Stress from the past two years, including sociopolitical blowback over social distancing, masking, restrictive hospital visitation policies and vaccines, contributed to the “Great Resignation of 2021.” Health care was the second largest job sector hit by that phenomenon. Dr. Bruzzi has felt that issue personally.

“It grew increasingly challenging to be positive every day for myself and for all the teams around me. I personally have lost a couple of colleagues who left our profession recently. It is so sad the degree of burnout that's occurring because we are always going 1,000%,” she said.

Dr. Bruzzi said she has leaned heavily on her supportive family, friends and colleagues in this time. She has been there for them, too.

“I’ve been lucky and fortunate that people can come to me and discuss their feelings, knowing that not only is it a protected environment, but also that I will give my best advice and opinions about what I think can be done. I do know my colleagues appreciate that,” she added.

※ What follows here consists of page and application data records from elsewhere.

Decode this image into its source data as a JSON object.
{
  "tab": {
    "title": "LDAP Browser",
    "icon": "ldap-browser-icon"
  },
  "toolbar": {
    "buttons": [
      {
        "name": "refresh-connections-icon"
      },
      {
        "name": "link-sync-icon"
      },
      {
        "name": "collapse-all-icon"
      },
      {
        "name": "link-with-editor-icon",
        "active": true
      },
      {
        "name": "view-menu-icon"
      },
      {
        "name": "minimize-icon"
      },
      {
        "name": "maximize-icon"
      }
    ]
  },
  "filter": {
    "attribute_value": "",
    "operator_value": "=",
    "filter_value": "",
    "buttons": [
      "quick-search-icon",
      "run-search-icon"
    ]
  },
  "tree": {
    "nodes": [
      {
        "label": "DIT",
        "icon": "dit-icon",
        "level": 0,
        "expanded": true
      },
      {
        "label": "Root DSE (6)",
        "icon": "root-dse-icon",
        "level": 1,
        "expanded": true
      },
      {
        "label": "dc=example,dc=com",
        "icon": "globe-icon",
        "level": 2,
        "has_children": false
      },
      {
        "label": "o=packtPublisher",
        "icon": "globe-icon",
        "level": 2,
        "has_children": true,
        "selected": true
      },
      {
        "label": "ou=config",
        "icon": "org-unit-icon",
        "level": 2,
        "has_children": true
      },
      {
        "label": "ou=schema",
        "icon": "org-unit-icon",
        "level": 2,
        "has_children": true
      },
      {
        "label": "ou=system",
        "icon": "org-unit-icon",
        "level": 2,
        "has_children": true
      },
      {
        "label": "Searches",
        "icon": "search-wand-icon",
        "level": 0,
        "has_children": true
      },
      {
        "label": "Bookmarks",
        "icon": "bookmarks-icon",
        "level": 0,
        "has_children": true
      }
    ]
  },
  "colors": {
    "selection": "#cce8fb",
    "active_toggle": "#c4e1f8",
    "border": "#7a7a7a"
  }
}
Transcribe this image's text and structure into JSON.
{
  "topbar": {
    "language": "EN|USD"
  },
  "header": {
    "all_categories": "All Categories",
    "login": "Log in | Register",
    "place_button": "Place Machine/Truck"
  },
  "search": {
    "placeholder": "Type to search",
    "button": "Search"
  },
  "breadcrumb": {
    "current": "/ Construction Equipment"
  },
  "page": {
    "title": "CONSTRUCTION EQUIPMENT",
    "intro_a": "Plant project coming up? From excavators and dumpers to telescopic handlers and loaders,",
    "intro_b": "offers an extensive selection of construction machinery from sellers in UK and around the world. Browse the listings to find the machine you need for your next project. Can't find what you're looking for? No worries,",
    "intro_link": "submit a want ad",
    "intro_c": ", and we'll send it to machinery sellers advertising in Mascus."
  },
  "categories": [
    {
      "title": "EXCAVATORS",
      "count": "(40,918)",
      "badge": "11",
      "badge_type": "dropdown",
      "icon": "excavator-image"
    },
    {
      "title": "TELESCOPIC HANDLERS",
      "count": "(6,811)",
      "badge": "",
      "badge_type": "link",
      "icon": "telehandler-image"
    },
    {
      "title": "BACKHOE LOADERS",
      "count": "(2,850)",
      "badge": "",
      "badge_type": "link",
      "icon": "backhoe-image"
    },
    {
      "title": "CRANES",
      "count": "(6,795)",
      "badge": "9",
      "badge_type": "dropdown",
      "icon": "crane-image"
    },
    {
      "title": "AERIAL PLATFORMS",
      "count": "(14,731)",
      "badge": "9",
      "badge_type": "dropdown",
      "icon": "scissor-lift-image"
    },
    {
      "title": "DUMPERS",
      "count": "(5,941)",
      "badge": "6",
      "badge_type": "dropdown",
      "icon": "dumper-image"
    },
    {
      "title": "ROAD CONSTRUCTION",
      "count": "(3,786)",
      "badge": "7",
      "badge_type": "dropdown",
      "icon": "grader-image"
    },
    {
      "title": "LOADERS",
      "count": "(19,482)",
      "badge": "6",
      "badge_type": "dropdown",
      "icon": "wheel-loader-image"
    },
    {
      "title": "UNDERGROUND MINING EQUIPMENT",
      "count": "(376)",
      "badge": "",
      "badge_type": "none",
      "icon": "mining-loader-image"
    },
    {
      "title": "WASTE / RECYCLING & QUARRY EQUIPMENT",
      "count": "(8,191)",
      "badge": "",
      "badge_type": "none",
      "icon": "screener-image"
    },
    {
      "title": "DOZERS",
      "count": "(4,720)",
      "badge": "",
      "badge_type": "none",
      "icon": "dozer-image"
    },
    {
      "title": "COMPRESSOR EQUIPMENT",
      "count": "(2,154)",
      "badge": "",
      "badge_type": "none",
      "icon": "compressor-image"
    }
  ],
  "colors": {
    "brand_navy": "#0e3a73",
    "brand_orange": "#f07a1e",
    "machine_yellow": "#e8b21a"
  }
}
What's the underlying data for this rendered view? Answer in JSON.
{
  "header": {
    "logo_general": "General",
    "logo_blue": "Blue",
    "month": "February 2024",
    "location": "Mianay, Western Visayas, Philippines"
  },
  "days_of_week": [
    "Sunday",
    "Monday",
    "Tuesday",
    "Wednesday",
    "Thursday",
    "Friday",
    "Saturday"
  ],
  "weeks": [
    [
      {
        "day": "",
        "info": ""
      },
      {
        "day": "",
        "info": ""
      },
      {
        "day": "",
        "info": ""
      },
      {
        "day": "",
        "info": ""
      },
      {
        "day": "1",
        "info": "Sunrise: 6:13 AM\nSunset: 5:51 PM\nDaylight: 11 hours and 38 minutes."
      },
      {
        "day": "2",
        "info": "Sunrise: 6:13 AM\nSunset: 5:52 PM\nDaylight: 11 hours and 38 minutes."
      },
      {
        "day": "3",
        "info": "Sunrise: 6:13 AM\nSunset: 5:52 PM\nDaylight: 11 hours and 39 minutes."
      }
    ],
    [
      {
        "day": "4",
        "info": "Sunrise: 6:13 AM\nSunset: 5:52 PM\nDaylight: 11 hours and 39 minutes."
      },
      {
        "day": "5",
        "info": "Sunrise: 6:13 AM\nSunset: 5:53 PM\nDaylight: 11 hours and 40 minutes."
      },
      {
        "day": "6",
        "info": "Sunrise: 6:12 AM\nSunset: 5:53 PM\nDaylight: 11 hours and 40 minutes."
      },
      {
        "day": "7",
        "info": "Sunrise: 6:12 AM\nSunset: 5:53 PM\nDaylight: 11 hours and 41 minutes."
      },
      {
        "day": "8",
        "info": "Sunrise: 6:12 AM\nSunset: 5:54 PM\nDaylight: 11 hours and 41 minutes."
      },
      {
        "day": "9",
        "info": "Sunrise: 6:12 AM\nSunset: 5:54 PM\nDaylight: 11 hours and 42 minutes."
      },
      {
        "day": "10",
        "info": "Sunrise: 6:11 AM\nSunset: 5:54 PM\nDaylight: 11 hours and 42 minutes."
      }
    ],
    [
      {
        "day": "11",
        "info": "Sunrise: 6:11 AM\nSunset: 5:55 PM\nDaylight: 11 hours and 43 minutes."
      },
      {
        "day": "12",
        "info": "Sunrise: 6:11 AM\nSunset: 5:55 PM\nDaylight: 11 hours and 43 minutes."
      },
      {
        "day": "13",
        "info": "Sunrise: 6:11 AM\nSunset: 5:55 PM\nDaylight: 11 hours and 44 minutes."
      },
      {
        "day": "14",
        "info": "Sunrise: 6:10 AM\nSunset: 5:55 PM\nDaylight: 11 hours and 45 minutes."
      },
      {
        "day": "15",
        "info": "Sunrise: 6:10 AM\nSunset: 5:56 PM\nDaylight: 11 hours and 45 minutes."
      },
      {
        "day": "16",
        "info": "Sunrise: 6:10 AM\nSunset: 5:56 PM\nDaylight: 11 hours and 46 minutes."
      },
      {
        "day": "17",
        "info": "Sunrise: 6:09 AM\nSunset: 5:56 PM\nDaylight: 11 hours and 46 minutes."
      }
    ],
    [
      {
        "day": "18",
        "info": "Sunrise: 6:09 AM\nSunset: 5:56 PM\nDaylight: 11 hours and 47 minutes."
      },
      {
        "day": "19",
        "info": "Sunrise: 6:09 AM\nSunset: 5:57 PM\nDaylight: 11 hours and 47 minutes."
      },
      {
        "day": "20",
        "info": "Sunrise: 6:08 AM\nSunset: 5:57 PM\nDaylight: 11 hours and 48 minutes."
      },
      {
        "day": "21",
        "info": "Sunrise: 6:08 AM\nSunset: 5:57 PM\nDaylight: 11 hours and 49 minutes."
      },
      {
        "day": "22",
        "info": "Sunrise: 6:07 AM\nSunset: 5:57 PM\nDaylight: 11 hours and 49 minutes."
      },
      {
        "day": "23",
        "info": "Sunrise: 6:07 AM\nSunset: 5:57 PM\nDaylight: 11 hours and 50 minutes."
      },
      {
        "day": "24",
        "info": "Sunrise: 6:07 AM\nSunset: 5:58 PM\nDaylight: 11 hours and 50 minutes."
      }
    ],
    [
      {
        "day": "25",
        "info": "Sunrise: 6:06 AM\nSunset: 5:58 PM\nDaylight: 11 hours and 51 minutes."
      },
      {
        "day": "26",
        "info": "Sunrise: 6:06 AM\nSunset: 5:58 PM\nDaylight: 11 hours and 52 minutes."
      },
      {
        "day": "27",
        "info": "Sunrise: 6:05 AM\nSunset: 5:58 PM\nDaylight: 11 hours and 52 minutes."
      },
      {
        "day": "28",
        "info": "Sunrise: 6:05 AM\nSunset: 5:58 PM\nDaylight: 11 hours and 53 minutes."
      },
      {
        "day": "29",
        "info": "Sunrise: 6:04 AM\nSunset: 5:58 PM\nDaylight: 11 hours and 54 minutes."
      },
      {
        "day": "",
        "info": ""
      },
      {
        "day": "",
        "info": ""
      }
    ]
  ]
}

Dr. Bruzzi earned her bachelor’s degree in biological sciences from the University of Rhode Island and her medical degree from the New England College of Osteopathic Medicine in Maine. From 2008 to 2011, she completed her family medicine residency, served as chief resident, and completed additional training in integrative medicine at the College of Medicine – Tucson. Simultaneously, she completed the Medical Acupuncture for Physicians track at California’s Helms Medical Institute, and a Faculty Development Fellowship at UArizona.

Dr. Bruzzi started her career as an urgent care physician at Northwest Medical Center, then became a hospitalist with Banner – University Medicine Tucson and its predecessor, the UArizona Health Network. She has served as family medicine inpatient medical director, medical director for care coordination and CMO at Banner – UMC South. During the pandemic, she and her husband began pursuing MBAs from UArizona, which they expect to complete in summer 2023.

She’s now looking forward to that honeymoon and scuba diving.